Unfortunately, it isn't always easy to know what has gluten in it since gluten is also a common additive in a wide variety of processed foods. You need to become adept at reading labels on foodstuffs and avoiding ingredients like glutinous grains, triticale or malt.


Additionally, even foods that are normally free of gluten can cause health issues if they are processed in plants that also handle glutenous ingredients. Especially for those with Celiac disease, cross-contamination of foods must be avoided as even trace amounts of gluten can cause intestinal damage.

Let Go of Processed Foods

Along with eliminating wheat, barley and rye from your diet, choosing not to consume processed foods is a good way to avoid accidentally ingesting gluten. If you are moving away from gluten, it can be tempting to fill your shopping cart with packaged items labeled "gluten-free". Remember that if you are suffering from gluten sensitivity, all gluten is bad for you, but just because something is gluten-free doesn't mean it's good for you. Transitioning to a diet filled with whole, clean foods may allow your intestinal wall to heal and will have many other health benefits as well.


Although removing gluten and processed foods from your diet can seem overwhelming, there are many meals you are already eating that can make the transition with you. A great steak with a baked potato on the side is gluten-free; just watch your choice of condiments and you'll be fine. 

Discover Non-Glutinous Grains

If you love your bread and baked goods, finding out that you are gluten intolerant can seem like a tragedy. You may be unaware that there are plenty of grains out there that are naturally gluten-free including corn, rice, buckwheat, quinoa and sorghum to name a few. Many of them make great substitutes for white or whole wheat flour. 

Consider Going Grain Free
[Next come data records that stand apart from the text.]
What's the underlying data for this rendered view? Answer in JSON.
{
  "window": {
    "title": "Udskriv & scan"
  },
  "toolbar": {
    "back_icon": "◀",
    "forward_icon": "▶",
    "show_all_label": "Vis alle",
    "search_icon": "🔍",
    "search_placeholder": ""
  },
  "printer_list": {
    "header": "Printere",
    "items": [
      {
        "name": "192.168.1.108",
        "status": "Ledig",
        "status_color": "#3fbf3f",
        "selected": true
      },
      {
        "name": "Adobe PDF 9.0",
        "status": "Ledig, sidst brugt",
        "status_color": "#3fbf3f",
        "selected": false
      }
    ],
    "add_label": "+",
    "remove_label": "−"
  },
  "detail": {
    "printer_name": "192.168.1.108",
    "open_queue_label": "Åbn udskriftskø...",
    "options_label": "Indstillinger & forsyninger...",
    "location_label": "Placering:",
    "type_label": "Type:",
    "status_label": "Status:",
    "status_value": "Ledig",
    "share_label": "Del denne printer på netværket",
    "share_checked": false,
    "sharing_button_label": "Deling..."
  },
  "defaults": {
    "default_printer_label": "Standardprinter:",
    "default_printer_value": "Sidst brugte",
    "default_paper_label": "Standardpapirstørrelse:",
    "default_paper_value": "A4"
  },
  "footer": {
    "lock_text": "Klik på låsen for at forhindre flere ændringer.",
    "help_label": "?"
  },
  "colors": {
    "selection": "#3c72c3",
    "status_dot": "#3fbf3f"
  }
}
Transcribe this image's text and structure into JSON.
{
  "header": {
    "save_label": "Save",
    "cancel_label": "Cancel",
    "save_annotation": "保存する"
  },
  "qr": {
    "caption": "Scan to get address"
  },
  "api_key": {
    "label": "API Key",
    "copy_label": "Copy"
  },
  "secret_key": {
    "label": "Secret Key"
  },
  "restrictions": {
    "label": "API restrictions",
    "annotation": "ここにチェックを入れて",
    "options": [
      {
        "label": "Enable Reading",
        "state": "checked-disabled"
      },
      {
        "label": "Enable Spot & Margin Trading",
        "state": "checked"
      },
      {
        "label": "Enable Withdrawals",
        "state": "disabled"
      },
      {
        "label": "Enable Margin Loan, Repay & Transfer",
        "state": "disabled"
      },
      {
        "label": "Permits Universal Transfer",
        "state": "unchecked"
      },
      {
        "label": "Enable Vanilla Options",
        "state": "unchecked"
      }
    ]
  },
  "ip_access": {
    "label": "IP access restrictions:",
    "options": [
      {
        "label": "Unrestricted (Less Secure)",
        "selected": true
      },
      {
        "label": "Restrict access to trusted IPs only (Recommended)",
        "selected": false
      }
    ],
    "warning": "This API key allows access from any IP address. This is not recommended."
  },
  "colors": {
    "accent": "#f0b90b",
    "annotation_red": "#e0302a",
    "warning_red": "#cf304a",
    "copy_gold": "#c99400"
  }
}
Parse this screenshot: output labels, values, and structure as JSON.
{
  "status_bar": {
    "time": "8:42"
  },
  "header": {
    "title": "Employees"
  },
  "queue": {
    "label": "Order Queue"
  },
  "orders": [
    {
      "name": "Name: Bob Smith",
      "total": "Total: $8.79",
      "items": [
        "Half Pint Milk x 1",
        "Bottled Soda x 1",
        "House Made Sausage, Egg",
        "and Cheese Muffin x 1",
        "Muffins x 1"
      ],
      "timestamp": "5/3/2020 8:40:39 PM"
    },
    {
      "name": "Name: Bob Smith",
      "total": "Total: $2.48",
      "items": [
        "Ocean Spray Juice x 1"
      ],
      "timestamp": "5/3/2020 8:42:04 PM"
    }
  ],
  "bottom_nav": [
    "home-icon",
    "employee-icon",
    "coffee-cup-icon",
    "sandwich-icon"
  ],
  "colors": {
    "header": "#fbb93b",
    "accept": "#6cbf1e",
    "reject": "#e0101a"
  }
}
Many people find that going beyond gluten-free and adopting a completely grain-free diet makes them feel better and helps their gut to heal. There are many grain-free flours available to keep your favorite foods in your life. Almond and coconut flours are a popular choice for baking in grain-free communities, but there are lesser-known flours to be explored including flours made from roots and tubers such as cassava or tiger nut.

Changing your diet is worth the effort when your health is on the line. Many people today are choosing a grain-free diet for various health reasons but for those with gluten sensitivity or celiac disease, it is essential. Transitioning to a clean eating lifestyle will help to remove the hidden gluten from your diet and embracing non-glutinous grains and grain-free alternatives will let you make this important change without losing too many of your favorite foods.

Publish Date: March 1, 2022 1:38 PM

About us - in 60 seconds!

Join Our Team

Newsletter Registration

Please check to agree to be placed on the eNewsletter mailing list.

Latest Americas Newsletter
both ids empty
session userid =
session UserTempID =
session adminlevel =
session blnTempHelpChatShow =
session cookie set = True
session page-view-total = 1
session page-view-total = 1
applicaiton blnAwardsClosed =
session blnCompletedAwardInterestPopup =
session blnCheckNewsletterInterestPopup =
session blnCompletedNewsletterInterestPopup =